Golden Bear winner at Berlin is a debut from Romania about physical intimacy
Dir: Adina Pintilie. Romania/Germany/Czech Republic/Bulgaria/France. 2018. 125 mins
The confrontational first feature from Romanian artist and filmmaker Adina Pintilie straddles the boundary between documentary and fiction. It follows the journey of three people – Laura Benson, Tómas Lemarquis and Christian Bayerlein – as they explore their need for and issues with physical intimacy.
It will connect with people whose kink is joyless self-interrogation and extreme close ups of pallid flesh
It is not clear to what extent the participants are playing themselves, slightly removed from reality by the distance of fictionalisation, and how much is real life.
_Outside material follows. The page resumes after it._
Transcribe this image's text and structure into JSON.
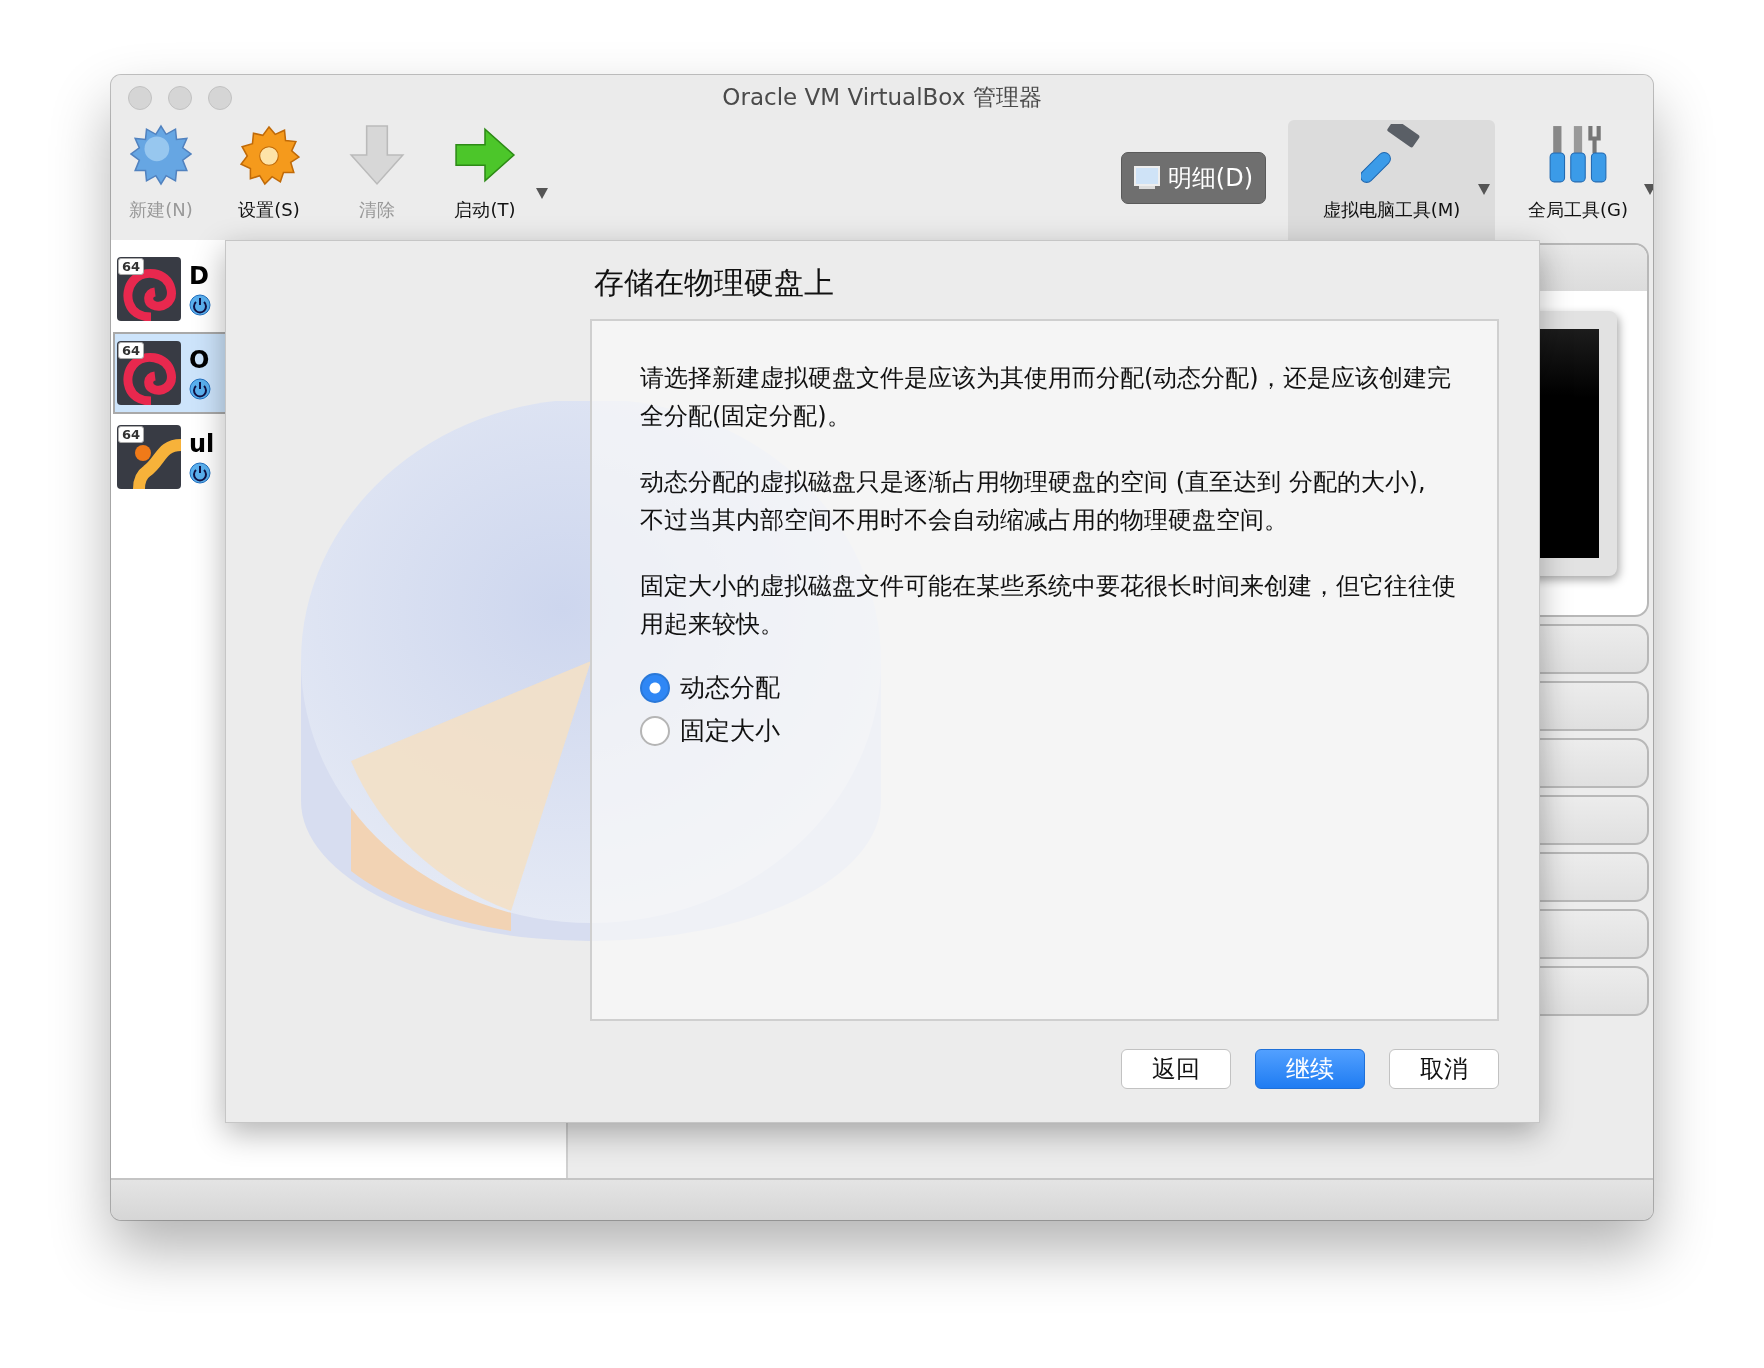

It’s worth noting that both Benson and Lemarquis are actors, the latter best know for the Icelandic film Noi Albinoi. What is undeniable is the level of exposure, both emotionally and physically, to which they submit. Some will find it bold and thought-provoking, others will find the stripped bare intimacy a massive turn off.
Pintile, who is also the curator of the Bucharest International Experimental Film Festival (BIEFF), creates work which could as easily be categorised as fine art as cinema. As such, Touch Me Not is a picture which is more likely to find a home in gallery spaces and festivals than in a traditional theatrical release. It’s appeal will be niche, to say the least, although it will connect with people whose kink is joyless self-interrogation and extreme close ups of pallid flesh.
The film unfolds in carefully neutral bedrooms, bodywork and touch therapy workshops, hospital rooms and a fetish club (there is a bondage artist acknowledged in the end credits). But in a device designed to foreground the filmmaking process, Pintilie herself is also present, largely in a monitor rather than directly before the camera; her questions leading the characters; her journey of exploration running parallel to that of the film’s subjects.
Of those subjects, fifty-something Laura seems the most troubled. She appears to have a deep well of sadness and anger which, it is hinted, is connected to her relationship with her father. Through encounters with a series of sex workers, Laura attempts to come to terms with whatever it is that is making her life a misery.
She meets with a male prostitute, who masturbates to climax while she watches, inscrutable; a trans woman called Hanna, who chats conspiratorially about her breasts (named Gusti and Lilo) and a cuddly, bearded sex worker called Seani Love, who punches her in the chest and encourages her to connect with her pain and anger through a guttural howl of anguish. “I have a fetish for tears,” he says, which is fortunate, because there are plenty of them.
Meanwhile, Tómas and Christian are paired together in a touch therapy workshop. Both men have arguably been let down by their bodies: Tómas lost all his hair at the age of thirteen; Christian was born severely disabled. The film does praiseworthy work when it comes to challenging accepted assumptions about what constitutes beauty and sexuality. It does so, however, through a degree of physical and emotional oversharing which some audiences will find deeply off-putting, whether it be the grimly uncomfortable-looking sex in the fetish club or the raw nerve revelations in the therapy sessions.
Like the rest of the film, the jagged score is hard work: full of primal screams, orgasmic panting and percussion that sounds as if it was played on plumbing. Meanwhile the camera is intimate to the point of intrusion, scrutinising pores and moles, minutely exploring bodies like uncharted terrain.
Production company: Manekino Film
International sales: Doc & Film International email@example.com
Producers: Bianca Oana, Philippe Avril, Adina Pintilie
Screenplay: Adina Pintilie
Cinematography: George Chiper-Lillemark
Editor: Adina Pintilie
Production design: Adrian Cristea
Music: Ivo Paunov
Main cast: Laura Benson, Tómas Lemarquis, Christian Bayerlein, Grit Uhlemann, Hanna Hofmann, Seani Love, Irmena Chichikova, Rainer Steffen, Georgi Naldzhiev, Dirk Lange